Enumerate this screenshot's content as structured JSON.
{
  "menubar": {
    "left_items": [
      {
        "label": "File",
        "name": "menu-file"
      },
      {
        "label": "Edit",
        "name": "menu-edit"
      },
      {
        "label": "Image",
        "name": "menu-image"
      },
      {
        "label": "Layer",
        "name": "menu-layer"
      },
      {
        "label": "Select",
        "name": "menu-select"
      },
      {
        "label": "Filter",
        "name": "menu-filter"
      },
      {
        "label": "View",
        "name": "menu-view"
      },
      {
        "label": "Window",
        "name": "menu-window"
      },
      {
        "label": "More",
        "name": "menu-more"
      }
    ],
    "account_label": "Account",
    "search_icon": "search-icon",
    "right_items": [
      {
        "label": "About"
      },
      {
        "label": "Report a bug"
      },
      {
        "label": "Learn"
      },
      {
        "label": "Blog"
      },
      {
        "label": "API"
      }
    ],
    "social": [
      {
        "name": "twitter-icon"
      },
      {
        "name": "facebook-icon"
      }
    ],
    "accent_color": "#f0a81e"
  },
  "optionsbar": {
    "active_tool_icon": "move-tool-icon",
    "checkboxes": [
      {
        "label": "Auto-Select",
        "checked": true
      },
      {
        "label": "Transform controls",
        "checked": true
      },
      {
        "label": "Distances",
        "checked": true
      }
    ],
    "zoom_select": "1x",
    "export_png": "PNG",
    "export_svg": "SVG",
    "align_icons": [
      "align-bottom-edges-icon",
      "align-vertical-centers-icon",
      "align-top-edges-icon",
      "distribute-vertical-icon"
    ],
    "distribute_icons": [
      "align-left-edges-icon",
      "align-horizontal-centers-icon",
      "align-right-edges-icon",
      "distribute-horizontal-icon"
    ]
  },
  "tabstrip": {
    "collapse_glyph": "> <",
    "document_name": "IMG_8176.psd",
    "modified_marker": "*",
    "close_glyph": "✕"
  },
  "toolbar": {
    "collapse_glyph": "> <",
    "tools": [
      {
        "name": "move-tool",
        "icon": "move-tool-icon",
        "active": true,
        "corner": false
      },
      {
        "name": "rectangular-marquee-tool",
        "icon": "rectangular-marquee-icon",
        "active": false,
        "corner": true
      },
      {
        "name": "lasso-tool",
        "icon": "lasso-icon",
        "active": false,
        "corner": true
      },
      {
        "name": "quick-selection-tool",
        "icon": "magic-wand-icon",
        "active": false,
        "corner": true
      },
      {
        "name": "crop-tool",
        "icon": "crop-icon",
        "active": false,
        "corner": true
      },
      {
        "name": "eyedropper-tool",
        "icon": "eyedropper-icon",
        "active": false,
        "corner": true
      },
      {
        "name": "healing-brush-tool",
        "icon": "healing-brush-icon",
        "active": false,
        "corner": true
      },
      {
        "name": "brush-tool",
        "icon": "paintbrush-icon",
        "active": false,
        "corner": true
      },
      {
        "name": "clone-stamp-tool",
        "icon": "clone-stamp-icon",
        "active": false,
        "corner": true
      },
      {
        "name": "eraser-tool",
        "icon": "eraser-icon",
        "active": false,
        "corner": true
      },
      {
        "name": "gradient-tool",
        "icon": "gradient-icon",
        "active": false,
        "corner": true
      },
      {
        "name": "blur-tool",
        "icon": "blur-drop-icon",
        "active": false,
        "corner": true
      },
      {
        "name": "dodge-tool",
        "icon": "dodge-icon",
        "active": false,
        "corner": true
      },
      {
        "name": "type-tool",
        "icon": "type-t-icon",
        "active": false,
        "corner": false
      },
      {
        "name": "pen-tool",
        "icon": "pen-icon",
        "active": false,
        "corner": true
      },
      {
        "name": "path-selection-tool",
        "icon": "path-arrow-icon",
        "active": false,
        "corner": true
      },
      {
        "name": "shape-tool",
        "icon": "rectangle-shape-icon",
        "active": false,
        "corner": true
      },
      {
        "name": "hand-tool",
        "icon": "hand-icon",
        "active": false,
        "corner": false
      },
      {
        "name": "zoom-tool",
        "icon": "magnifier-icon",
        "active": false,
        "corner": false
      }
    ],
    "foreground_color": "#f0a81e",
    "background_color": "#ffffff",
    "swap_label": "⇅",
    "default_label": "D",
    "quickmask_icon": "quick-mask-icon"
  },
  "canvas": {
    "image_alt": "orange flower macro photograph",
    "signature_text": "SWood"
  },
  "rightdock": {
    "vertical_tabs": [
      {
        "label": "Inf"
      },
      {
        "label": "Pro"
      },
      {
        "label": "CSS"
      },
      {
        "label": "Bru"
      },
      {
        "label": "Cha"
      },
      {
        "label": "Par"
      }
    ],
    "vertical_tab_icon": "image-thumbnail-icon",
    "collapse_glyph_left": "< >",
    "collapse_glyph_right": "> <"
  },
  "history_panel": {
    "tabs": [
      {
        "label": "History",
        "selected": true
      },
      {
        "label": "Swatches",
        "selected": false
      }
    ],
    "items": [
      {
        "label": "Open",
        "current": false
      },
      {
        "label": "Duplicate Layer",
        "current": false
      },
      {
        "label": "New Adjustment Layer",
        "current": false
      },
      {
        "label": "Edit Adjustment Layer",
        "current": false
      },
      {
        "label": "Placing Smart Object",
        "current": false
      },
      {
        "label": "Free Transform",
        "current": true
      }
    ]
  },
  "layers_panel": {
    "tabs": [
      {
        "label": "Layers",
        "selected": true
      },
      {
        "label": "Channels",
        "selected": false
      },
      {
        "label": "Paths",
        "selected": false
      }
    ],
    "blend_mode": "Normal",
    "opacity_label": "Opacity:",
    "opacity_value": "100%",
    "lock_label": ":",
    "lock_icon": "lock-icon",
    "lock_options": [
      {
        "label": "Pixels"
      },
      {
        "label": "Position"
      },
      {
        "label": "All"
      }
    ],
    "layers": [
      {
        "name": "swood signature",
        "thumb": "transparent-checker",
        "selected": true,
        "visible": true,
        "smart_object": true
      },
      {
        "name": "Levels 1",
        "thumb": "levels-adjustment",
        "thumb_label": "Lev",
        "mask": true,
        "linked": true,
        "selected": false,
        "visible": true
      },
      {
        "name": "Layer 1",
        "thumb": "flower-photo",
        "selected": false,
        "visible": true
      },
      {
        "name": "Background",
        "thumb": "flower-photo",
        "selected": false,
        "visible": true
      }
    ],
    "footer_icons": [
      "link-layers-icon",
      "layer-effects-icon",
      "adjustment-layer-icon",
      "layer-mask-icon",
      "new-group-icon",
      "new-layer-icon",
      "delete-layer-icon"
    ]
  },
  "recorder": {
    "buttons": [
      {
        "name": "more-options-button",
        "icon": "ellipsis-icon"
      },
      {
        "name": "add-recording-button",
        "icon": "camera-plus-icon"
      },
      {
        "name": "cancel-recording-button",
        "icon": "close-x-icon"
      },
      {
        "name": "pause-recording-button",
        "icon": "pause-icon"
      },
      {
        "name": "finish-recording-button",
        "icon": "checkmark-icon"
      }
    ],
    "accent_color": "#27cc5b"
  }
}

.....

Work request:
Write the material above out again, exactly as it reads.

Your solution:
Enumerate this screenshot's content as structured JSON.
{
  "menubar": {
    "left_items": [
      {
        "label": "File",
        "name": "menu-file"
      },
      {
        "label": "Edit",
        "name": "menu-edit"
      },
      {
        "label": "Image",
        "name": "menu-image"
      },
      {
        "label": "Layer",
        "name": "menu-layer"
      },
      {
        "label": "Select",
        "name": "menu-select"
      },
      {
        "label": "Filter",
        "name": "menu-filter"
      },
      {
        "label": "View",
        "name": "menu-view"
      },
      {
        "label": "Window",
        "name": "menu-window"
      },
      {
        "label": "More",
        "name": "menu-more"
      }
    ],
    "account_label": "Account",
    "search_icon": "search-icon",
    "right_items": [
      {
        "label": "About"
      },
      {
        "label": "Report a bug"
      },
      {
        "label": "Learn"
      },
      {
        "label": "Blog"
      },
      {
        "label": "API"
      }
    ],
    "social": [
      {
        "name": "twitter-icon"
      },
      {
        "name": "facebook-icon"
      }
    ],
    "accent_color": "#f0a81e"
  },
  "optionsbar": {
    "active_tool_icon": "move-tool-icon",
    "checkboxes": [
      {
        "label": "Auto-Select",
        "checked": true
      },
      {
        "label": "Transform controls",
        "checked": true
      },
      {
        "label": "Distances",
        "checked": true
      }
    ],
    "zoom_select": "1x",
    "export_png": "PNG",
    "export_svg": "SVG",
    "align_icons": [
      "align-bottom-edges-icon",
      "align-vertical-centers-icon",
      "align-top-edges-icon",
      "distribute-vertical-icon"
    ],
    "distribute_icons": [
      "align-left-edges-icon",
      "align-horizontal-centers-icon",
      "align-right-edges-icon",
      "distribute-horizontal-icon"
    ]
  },
  "tabstrip": {
    "collapse_glyph": "> <",
    "document_name": "IMG_8176.psd",
    "modified_marker": "*",
    "close_glyph": "✕"
  },
  "toolbar": {
    "collapse_glyph": "> <",
    "tools": [
      {
        "name": "move-tool",
        "icon": "move-tool-icon",
        "active": true,
        "corner": false
      },
      {
        "name": "rectangular-marquee-tool",
        "icon": "rectangular-marquee-icon",
        "active": false,
        "corner": true
      },
      {
        "name": "lasso-tool",
        "icon": "lasso-icon",
        "active": false,
        "corner": true
      },
      {
        "name": "quick-selection-tool",
        "icon": "magic-wand-icon",
        "active": false,
        "corner": true
      },
      {
        "name": "crop-tool",
        "icon": "crop-icon",
        "active": false,
        "corner": true
      },
      {
        "name": "eyedropper-tool",
        "icon": "eyedropper-icon",
        "active": false,
        "corner": true
      },
      {
        "name": "healing-brush-tool",
        "icon": "healing-brush-icon",
        "active": false,
        "corner": true
      },
      {
        "name": "brush-tool",
        "icon": "paintbrush-icon",
        "active": false,
        "corner": true
      },
      {
        "name": "clone-stamp-tool",
        "icon": "clone-stamp-icon",
        "active": false,
        "corner": true
      },
      {
        "name": "eraser-tool",
        "icon": "eraser-icon",
        "active": false,
        "corner": true
      },
      {
        "name": "gradient-tool",
        "icon": "gradient-icon",
        "active": false,
        "corner": true
      },
      {
        "name": "blur-tool",
        "icon": "blur-drop-icon",
        "active": false,
        "corner": true
      },
      {
        "name": "dodge-tool",
        "icon": "dodge-icon",
        "active": false,
        "corner": true
      },
      {
        "name": "type-tool",
        "icon": "type-t-icon",
        "active": false,
        "corner": false
      },
      {
        "name": "pen-tool",
        "icon": "pen-icon",
        "active": false,
        "corner": true
      },
      {
        "name": "path-selection-tool",
        "icon": "path-arrow-icon",
        "active": false,
        "corner": true
      },
      {
        "name": "shape-tool",
        "icon": "rectangle-shape-icon",
        "active": false,
        "corner": true
      },
      {
        "name": "hand-tool",
        "icon": "hand-icon",
        "active": false,
        "corner": false
      },
      {
        "name": "zoom-tool",
        "icon": "magnifier-icon",
        "active": false,
        "corner": false
      }
    ],
    "foreground_color": "#f0a81e",
    "background_color": "#ffffff",
    "swap_label": "⇅",
    "default_label": "D",
    "quickmask_icon": "quick-mask-icon"
  },
  "canvas": {
    "image_alt": "orange flower macro photograph",
    "signature_text": "SWood"
  },
  "rightdock": {
    "vertical_tabs": [
      {
        "label": "Inf"
      },
      {
        "label": "Pro"
      },
      {
        "label": "CSS"
      },
      {
        "label": "Bru"
      },
      {
        "label": "Cha"
      },
      {
        "label": "Par"
      }
    ],
    "vertical_tab_icon": "image-thumbnail-icon",
    "collapse_glyph_left": "< >",
    "collapse_glyph_right": "> <"
  },
  "history_panel": {
    "tabs": [
      {
        "label": "History",
        "selected": true
      },
      {
        "label": "Swatches",
        "selected": false
      }
    ],
    "items": [
      {
        "label": "Open",
        "current": false
      },
      {
        "label": "Duplicate Layer",
        "current": false
      },
      {
        "label": "New Adjustment Layer",
        "current": false
      },
      {
        "label": "Edit Adjustment Layer",
        "current": false
      },
      {
        "label": "Placing Smart Object",
        "current": false
      },
      {
        "label": "Free Transform",
        "current": true
      }
    ]
  },
  "layers_panel": {
    "tabs": [
      {
        "label": "Layers",
        "selected": true
      },
      {
        "label": "Channels",
        "selected": false
      },
      {
        "label": "Paths",
        "selected": false
      }
    ],
    "blend_mode": "Normal",
    "opacity_label": "Opacity:",
    "opacity_value": "100%",
    "lock_label": ":",
    "lock_icon": "lock-icon",
    "lock_options": [
      {
        "label": "Pixels"
      },
      {
        "label": "Position"
      },
      {
        "label": "All"
      }
    ],
    "layers": [
      {
        "name": "swood signature",
        "thumb": "transparent-checker",
        "selected": true,
        "visible": true,
        "smart_object": true
      },
      {
        "name": "Levels 1",
        "thumb": "levels-adjustment",
        "thumb_label": "Lev",
        "mask": true,
        "linked": true,
        "selected": false,
        "visible": true
      },
      {
        "name": "Layer 1",
        "thumb": "flower-photo",
        "selected": false,
        "visible": true
      },
      {
        "name": "Background",
        "thumb": "flower-photo",
        "selected": false,
        "visible": true
      }
    ],
    "footer_icons": [
      "link-layers-icon",
      "layer-effects-icon",
      "adjustment-layer-icon",
      "layer-mask-icon",
      "new-group-icon",
      "new-layer-icon",
      "delete-layer-icon"
    ]
  },
  "recorder": {
    "buttons": [
      {
        "name": "more-options-button",
        "icon": "ellipsis-icon"
      },
      {
        "name": "add-recording-button",
        "icon": "camera-plus-icon"
      },
      {
        "name": "cancel-recording-button",
        "icon": "close-x-icon"
      },
      {
        "name": "pause-recording-button",
        "icon": "pause-icon"
      },
      {
        "name": "finish-recording-button",
        "icon": "checkmark-icon"
      }
    ],
    "accent_color": "#27cc5b"
  }
}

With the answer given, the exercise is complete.